◆ The task: The response must consist of the records below, copied exactly.
= Beginning of Section =
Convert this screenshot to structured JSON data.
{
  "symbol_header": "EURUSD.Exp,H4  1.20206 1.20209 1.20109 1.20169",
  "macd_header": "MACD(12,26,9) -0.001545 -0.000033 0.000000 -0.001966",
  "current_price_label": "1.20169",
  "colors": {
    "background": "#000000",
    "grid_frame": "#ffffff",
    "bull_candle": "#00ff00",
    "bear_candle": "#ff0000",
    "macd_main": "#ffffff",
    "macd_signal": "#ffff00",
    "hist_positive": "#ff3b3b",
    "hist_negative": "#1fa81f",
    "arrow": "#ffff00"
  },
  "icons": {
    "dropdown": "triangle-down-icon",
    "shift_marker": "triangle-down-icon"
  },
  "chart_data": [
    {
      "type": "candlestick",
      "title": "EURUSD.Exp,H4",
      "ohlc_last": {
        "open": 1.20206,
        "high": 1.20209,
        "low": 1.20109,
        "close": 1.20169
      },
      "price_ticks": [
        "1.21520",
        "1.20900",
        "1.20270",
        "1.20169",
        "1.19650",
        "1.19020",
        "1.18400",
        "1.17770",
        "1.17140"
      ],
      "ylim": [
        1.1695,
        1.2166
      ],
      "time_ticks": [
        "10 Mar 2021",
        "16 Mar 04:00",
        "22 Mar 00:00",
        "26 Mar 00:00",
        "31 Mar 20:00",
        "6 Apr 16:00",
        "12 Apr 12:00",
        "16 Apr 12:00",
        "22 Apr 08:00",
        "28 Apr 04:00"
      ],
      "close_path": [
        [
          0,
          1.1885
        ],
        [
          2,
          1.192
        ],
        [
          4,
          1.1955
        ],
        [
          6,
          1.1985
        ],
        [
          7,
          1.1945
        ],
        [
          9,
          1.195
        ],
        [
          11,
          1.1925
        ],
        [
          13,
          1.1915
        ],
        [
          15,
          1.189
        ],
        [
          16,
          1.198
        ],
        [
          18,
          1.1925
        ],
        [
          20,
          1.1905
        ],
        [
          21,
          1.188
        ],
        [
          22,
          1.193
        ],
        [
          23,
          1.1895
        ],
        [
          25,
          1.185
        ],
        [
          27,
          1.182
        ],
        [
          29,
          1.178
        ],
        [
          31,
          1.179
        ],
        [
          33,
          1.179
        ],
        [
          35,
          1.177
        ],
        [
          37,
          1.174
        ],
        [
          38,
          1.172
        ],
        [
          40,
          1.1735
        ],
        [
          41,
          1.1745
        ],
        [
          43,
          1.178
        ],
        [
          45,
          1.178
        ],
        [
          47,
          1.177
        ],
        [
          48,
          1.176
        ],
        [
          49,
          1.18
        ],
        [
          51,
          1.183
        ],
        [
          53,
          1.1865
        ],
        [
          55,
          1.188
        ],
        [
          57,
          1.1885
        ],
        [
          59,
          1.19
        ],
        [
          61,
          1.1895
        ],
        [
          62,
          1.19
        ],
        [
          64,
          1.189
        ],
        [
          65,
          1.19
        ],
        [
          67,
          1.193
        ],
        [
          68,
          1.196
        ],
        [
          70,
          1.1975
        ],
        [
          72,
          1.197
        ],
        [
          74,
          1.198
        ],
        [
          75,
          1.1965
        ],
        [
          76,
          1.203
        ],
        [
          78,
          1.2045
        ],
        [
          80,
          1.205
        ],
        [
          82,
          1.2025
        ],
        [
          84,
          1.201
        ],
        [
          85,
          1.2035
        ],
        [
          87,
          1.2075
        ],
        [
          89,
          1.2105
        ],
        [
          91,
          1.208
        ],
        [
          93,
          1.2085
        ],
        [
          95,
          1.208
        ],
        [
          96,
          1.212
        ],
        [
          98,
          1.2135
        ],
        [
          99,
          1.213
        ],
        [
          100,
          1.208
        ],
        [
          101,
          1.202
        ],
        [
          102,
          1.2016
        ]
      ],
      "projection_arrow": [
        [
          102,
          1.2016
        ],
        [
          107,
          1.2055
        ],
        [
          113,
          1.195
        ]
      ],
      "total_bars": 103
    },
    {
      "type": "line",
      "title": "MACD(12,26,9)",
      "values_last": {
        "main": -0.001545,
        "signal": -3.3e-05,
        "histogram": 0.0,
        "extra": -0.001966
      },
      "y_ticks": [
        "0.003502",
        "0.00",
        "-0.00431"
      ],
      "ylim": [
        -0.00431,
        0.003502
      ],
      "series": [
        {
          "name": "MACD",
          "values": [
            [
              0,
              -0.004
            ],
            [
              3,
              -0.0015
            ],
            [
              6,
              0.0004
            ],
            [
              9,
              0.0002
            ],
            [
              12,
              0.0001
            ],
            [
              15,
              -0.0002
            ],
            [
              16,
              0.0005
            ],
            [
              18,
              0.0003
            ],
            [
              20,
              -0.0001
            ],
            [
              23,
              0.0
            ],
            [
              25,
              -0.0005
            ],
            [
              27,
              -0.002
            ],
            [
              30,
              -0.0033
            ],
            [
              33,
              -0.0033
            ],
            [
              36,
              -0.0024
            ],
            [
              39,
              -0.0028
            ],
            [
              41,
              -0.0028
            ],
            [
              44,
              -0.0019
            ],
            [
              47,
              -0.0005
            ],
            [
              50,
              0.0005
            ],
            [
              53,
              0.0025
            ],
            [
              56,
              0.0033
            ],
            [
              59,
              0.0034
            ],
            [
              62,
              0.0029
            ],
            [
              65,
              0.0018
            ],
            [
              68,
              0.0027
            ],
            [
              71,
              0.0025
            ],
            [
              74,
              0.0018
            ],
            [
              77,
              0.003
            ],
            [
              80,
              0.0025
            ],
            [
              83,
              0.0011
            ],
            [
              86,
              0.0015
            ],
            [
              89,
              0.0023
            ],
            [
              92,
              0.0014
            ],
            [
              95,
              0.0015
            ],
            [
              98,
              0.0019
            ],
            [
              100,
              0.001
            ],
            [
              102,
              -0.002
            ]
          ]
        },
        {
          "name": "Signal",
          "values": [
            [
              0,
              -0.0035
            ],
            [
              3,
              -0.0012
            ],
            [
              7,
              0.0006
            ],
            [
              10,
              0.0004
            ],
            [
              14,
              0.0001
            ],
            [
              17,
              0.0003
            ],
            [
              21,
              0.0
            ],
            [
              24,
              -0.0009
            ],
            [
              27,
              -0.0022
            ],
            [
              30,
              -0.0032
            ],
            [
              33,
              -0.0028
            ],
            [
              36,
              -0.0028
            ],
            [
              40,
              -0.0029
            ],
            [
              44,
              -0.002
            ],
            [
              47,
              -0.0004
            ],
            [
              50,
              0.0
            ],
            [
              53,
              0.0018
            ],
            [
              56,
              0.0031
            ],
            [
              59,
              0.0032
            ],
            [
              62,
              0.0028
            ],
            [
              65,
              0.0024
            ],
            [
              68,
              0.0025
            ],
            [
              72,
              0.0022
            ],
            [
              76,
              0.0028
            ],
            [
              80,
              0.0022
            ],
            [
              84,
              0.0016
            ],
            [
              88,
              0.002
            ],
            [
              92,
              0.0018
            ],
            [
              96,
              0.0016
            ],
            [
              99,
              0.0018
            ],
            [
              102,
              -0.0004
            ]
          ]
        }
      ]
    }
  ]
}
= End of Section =
◆ Response below:
Convert this screenshot to structured JSON data.
{
  "symbol_header": "EURUSD.Exp,H4  1.20206 1.20209 1.20109 1.20169",
  "macd_header": "MACD(12,26,9) -0.001545 -0.000033 0.000000 -0.001966",
  "current_price_label": "1.20169",
  "colors": {
    "background": "#000000",
    "grid_frame": "#ffffff",
    "bull_candle": "#00ff00",
    "bear_candle": "#ff0000",
    "macd_main": "#ffffff",
    "macd_signal": "#ffff00",
    "hist_positive": "#ff3b3b",
    "hist_negative": "#1fa81f",
    "arrow": "#ffff00"
  },
  "icons": {
    "dropdown": "triangle-down-icon",
    "shift_marker": "triangle-down-icon"
  },
  "chart_data": [
    {
      "type": "candlestick",
      "title": "EURUSD.Exp,H4",
      "ohlc_last": {
        "open": 1.20206,
        "high": 1.20209,
        "low": 1.20109,
        "close": 1.20169
      },
      "price_ticks": [
        "1.21520",
        "1.20900",
        "1.20270",
        "1.20169",
        "1.19650",
        "1.19020",
        "1.18400",
        "1.17770",
        "1.17140"
      ],
      "ylim": [
        1.1695,
        1.2166
      ],
      "time_ticks": [
        "10 Mar 2021",
        "16 Mar 04:00",
        "22 Mar 00:00",
        "26 Mar 00:00",
        "31 Mar 20:00",
        "6 Apr 16:00",
        "12 Apr 12:00",
        "16 Apr 12:00",
        "22 Apr 08:00",
        "28 Apr 04:00"
      ],
      "close_path": [
        [
          0,
          1.1885
        ],
        [
          2,
          1.192
        ],
        [
          4,
          1.1955
        ],
        [
          6,
          1.1985
        ],
        [
          7,
          1.1945
        ],
        [
          9,
          1.195
        ],
        [
          11,
          1.1925
        ],
        [
          13,
          1.1915
        ],
        [
          15,
          1.189
        ],
        [
          16,
          1.198
        ],
        [
          18,
          1.1925
        ],
        [
          20,
          1.1905
        ],
        [
          21,
          1.188
        ],
        [
          22,
          1.193
        ],
        [
          23,
          1.1895
        ],
        [
          25,
          1.185
        ],
        [
          27,
          1.182
        ],
        [
          29,
          1.178
        ],
        [
          31,
          1.179
        ],
        [
          33,
          1.179
        ],
        [
          35,
          1.177
        ],
        [
          37,
          1.174
        ],
        [
          38,
          1.172
        ],
        [
          40,
          1.1735
        ],
        [
          41,
          1.1745
        ],
        [
          43,
          1.178
        ],
        [
          45,
          1.178
        ],
        [
          47,
          1.177
        ],
        [
          48,
          1.176
        ],
        [
          49,
          1.18
        ],
        [
          51,
          1.183
        ],
        [
          53,
          1.1865
        ],
        [
          55,
          1.188
        ],
        [
          57,
          1.1885
        ],
        [
          59,
          1.19
        ],
        [
          61,
          1.1895
        ],
        [
          62,
          1.19
        ],
        [
          64,
          1.189
        ],
        [
          65,
          1.19
        ],
        [
          67,
          1.193
        ],
        [
          68,
          1.196
        ],
        [
          70,
          1.1975
        ],
        [
          72,
          1.197
        ],
        [
          74,
          1.198
        ],
        [
          75,
          1.1965
        ],
        [
          76,
          1.203
        ],
        [
          78,
          1.2045
        ],
        [
          80,
          1.205
        ],
        [
          82,
          1.2025
        ],
        [
          84,
          1.201
        ],
        [
          85,
          1.2035
        ],
        [
          87,
          1.2075
        ],
        [
          89,
          1.2105
        ],
        [
          91,
          1.208
        ],
        [
          93,
          1.2085
        ],
        [
          95,
          1.208
        ],
        [
          96,
          1.212
        ],
        [
          98,
          1.2135
        ],
        [
          99,
          1.213
        ],
        [
          100,
          1.208
        ],
        [
          101,
          1.202
        ],
        [
          102,
          1.2016
        ]
      ],
      "projection_arrow": [
        [
          102,
          1.2016
        ],
        [
          107,
          1.2055
        ],
        [
          113,
          1.195
        ]
      ],
      "total_bars": 103
    },
    {
      "type": "line",
      "title": "MACD(12,26,9)",
      "values_last": {
        "main": -0.001545,
        "signal": -3.3e-05,
        "histogram": 0.0,
        "extra": -0.001966
      },
      "y_ticks": [
        "0.003502",
        "0.00",
        "-0.00431"
      ],
      "ylim": [
        -0.00431,
        0.003502
      ],
      "series": [
        {
          "name": "MACD",
          "values": [
            [
              0,
              -0.004
            ],
            [
              3,
              -0.0015
            ],
            [
              6,
              0.0004
            ],
            [
              9,
              0.0002
            ],
            [
              12,
              0.0001
            ],
            [
              15,
              -0.0002
            ],
            [
              16,
              0.0005
            ],
            [
              18,
              0.0003
            ],
            [
              20,
              -0.0001
            ],
            [
              23,
              0.0
            ],
            [
              25,
              -0.0005
            ],
            [
              27,
              -0.002
            ],
            [
              30,
              -0.0033
            ],
            [
              33,
              -0.0033
            ],
            [
              36,
              -0.0024
            ],
            [
              39,
              -0.0028
            ],
            [
              41,
              -0.0028
            ],
            [
              44,
              -0.0019
            ],
            [
              47,
              -0.0005
            ],
            [
              50,
              0.0005
            ],
            [
              53,
              0.0025
            ],
            [
              56,
              0.0033
            ],
            [
              59,
              0.0034
            ],
            [
              62,
              0.0029
            ],
            [
              65,
              0.0018
            ],
            [
              68,
              0.0027
            ],
            [
              71,
              0.0025
            ],
            [
              74,
              0.0018
            ],
            [
              77,
              0.003
            ],
            [
              80,
              0.0025
            ],
            [
              83,
              0.0011
            ],
            [
              86,
              0.0015
            ],
            [
              89,
              0.0023
            ],
            [
              92,
              0.0014
            ],
            [
              95,
              0.0015
            ],
            [
              98,
              0.0019
            ],
            [
              100,
              0.001
            ],
            [
              102,
              -0.002
            ]
          ]
        },
        {
          "name": "Signal",
          "values": [
            [
              0,
              -0.0035
            ],
            [
              3,
              -0.0012
            ],
            [
              7,
              0.0006
            ],
            [
              10,
              0.0004
            ],
            [
              14,
              0.0001
            ],
            [
              17,
              0.0003
            ],
            [
              21,
              0.0
            ],
            [
              24,
              -0.0009
            ],
            [
              27,
              -0.0022
            ],
            [
              30,
              -0.0032
            ],
            [
              33,
              -0.0028
            ],
            [
              36,
              -0.0028
            ],
            [
              40,
              -0.0029
            ],
            [
              44,
              -0.002
            ],
            [
              47,
              -0.0004
            ],
            [
              50,
              0.0
            ],
            [
              53,
              0.0018
            ],
            [
              56,
              0.0031
            ],
            [
              59,
              0.0032
            ],
            [
              62,
              0.0028
            ],
            [
              65,
              0.0024
            ],
            [
              68,
              0.0025
            ],
            [
              72,
              0.0022
            ],
            [
              76,
              0.0028
            ],
            [
              80,
              0.0022
            ],
            [
              84,
              0.0016
            ],
            [
              88,
              0.002
            ],
            [
              92,
              0.0018
            ],
            [
              96,
              0.0016
            ],
            [
              99,
              0.0018
            ],
            [
              102,
              -0.0004
            ]
          ]
        }
      ]
    }
  ]
}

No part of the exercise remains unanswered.